In today’s electronic world, email is critical to any business being competitive. In most cases it now forms the backbone of most organisations’ day-to-day activities, and its use will continue to grow. According to the The Radicati Group’s study, “Microsoft Exchange and Outlook Analysis, 2005-2009,” the worldwide email market will grow from 1.2 billion mailboxes in 2005 to 1.8 billion mailboxes in 2009.
As email becomes more prevalent in the market, the importance of email security becomes more significant. In particular, the security implications associated with the management of email storage, policy enforcement, auditing, archiving and data recovery. Managing large, active stores of information takes time and effort in order to avoid failures – failures that will impact the users and therefore the business, undoubtedly leading to lost productivity. For secure and effective storage management, organisations must take a proactive approach and invest wisely in a comprehensive solution.
When considering a secure email storage management solution, a layered approach, combining both business processes and applications makes sense. By considering the service email provides to the business, email management can be broken down into a number of components: mail flow, storage, and user access – both at the server and user levels. Whilst each one of these components should be addressed separately, they must be viewed as part of a total security agenda.
Mail flow can encompass many aspects of an email system. However, the security of mail flow is for the large part focused around the auditing and tracking of mails into and out of the organisation. Monitoring the content and ensuring that any email that has been sent and received complies with business policy is fundamental. Proving who has sent or received email is a lawful requirement for many industries and email can often be used as evidence in fraud and human resource court cases.
Another key aspect of the management of mail flow security is the protection of the business from malicious or unlawful attacks. It is at the gateway into the mail system where a business must protect itself via a variety of methods including hardware and software protection systems, such as spam filters and virus scanners.
Storing of the actual email data includes physical storage, logical storage, archiving systems as well as backup and recovery solutions. The biggest security threat to any email storage system is the potential for mail data to be lost. Most organisations see this threat as existing in the datacentre and spend many millions of pounds on securing it. In fact, the threat is most likely to come from lost or stolen hardware, such as laptops containing offline email files. When you consider that the number of employees working remotely is growing, including those who only work away from the office periodically, email security on laptops becomes more significant. Providing a managed method of archiving and controlling this data is therefore essential.
When it comes to archiving, organisations should take a two-pronged approach, to reduce the risk and retain corporate knowledge. Firstly, users should be frequently educated about email retention policies. In addition, an archiving solution should enable administrators to remove items from users’ mailboxes based on administrator-configured options such as the age or size of a message.
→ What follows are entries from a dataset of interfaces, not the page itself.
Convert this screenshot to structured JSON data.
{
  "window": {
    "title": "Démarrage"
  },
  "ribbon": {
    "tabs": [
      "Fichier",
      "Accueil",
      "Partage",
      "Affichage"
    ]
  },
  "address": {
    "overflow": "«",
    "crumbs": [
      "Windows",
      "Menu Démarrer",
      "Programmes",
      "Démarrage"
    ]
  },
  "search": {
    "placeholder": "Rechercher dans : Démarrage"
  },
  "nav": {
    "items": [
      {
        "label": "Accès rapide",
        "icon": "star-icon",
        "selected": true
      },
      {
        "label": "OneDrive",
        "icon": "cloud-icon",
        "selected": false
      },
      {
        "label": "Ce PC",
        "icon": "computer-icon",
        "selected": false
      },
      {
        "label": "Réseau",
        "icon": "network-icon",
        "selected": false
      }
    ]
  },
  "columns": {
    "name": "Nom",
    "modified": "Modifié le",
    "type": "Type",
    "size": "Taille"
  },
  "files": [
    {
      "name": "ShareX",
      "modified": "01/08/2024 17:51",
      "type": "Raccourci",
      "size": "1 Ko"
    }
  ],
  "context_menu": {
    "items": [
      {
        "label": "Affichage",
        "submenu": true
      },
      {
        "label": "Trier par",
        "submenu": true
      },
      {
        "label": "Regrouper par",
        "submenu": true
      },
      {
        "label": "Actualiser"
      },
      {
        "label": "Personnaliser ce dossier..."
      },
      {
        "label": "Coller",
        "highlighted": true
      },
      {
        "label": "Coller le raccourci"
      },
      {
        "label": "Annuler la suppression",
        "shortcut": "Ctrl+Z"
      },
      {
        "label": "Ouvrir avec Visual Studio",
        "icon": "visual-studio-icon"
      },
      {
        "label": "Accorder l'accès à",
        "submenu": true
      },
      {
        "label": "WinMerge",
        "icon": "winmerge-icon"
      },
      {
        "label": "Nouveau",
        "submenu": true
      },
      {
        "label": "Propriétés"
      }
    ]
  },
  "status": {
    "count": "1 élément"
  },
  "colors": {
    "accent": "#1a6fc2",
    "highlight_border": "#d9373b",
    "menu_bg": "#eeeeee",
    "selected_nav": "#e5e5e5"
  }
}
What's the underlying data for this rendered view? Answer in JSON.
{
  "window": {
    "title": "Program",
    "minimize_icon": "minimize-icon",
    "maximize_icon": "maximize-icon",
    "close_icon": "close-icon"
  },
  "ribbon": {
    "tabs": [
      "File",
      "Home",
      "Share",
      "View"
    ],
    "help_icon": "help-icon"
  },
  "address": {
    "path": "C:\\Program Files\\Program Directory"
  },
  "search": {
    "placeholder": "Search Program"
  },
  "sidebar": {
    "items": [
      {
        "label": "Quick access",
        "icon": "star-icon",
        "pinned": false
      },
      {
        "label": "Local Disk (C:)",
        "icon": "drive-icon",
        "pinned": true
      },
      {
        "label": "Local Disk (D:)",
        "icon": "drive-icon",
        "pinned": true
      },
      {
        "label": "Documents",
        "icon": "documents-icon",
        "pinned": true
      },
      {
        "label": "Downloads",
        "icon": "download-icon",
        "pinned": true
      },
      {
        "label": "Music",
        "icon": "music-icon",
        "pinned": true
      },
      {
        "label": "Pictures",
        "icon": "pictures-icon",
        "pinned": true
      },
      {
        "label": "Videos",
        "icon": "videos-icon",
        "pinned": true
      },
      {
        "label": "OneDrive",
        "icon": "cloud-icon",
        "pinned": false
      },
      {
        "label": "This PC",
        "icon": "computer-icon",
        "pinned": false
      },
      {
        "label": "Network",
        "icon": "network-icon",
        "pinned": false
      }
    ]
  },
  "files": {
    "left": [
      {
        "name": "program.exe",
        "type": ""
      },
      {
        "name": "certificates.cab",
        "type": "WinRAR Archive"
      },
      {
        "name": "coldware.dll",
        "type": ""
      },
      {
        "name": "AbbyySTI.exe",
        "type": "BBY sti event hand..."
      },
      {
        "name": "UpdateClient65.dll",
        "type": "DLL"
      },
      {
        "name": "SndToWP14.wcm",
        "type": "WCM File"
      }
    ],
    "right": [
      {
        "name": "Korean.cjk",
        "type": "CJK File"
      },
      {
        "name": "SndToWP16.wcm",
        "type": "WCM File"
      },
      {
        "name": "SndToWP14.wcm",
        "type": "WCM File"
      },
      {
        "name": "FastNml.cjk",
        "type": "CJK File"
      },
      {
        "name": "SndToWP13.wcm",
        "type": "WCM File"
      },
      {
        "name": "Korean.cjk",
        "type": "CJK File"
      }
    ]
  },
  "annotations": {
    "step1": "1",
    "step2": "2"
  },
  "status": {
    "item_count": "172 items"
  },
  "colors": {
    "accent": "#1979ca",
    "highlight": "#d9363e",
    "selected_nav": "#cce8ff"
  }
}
Administrators should be able to control, retain and backup the email files, by consolidating the information stored in email files whilst ensuring that users are prevented from simply creating new emails.
Organisations must plan for the inevitable request to recover data from backups and archives. For the most critical users, such as company executives, many administrators have turned to slow, expensive brick-level backups to provide quick restoration of data to a select few. However, with the onslaught of regulations dictating email retention policies, organisations need to have a comprehensive recovery plan for their entire organisation. For example, Bank of America was fined $10 million USD in March 2004 when it failed to turn over messaging data to the U.S. Security and Exchange Commission (SEC) in a timely manner (currently interpreted as only 36 to 72 hours). Faced with this challenge, the traditional method of restoring lorry loads of backup tapes to find all the communications that fit specific criteria is extremely time consuming, and not entirely accurate.
An email recovery solution must allow for individual, message-level items, including; messages, appointments, tasks, contacts, and attachments to be quickly restored from regular backups and information stores without setting up a dedicated recovery server.
A large risk to email data within the enterprise is unlawful access to highly sensitive mailbox information. Without a method to both secure and audit this access, there can be no guarantee that data is in fact secured. This can be any link in a lengthy chain, all the way from the administrator resetting, and therefore knowing, the CEO’s password through to proving that some other party had access to his/her mail account. Authentication and mailbox data security are both constant battles that need to be monitored closely to ensure that the critical data contained within the email system is available only to those for whom it’s intended.
The email client is another threat to the security of a business’s mail system. It is here that often the greatest threat to the businesses is found. With the increased viability of email access via the internet, another level of process and control needs to be addressed. Although secure when implemented properly the potential for people to illegally access this information is much higher. Consequently, organisations must focus their attentions to not only addressing the immediate security threats of the standard mail client from viruses and the like, they also need to invest in strategies for the control of access to mail data via the internet.
Of this ever expanding email market Radicati reports that Microsoft’s Exchange server currently commands a 33% market share of the in-house messaging software market. This is up from 31% in 2003 and expected to reach 39% by 2009. With the release of Microsoft’s Exchange 2003 we have now seen a more secure and manageable mail system. However, creating any secure email environment that can be managed efficiently and proactively requires a solution that addresses all of the issues, without exception. As with Exchange, this will usually involve the use of third party add-ons. Only then can a business be confident in its knowledge that the security of its email system is not being compromised.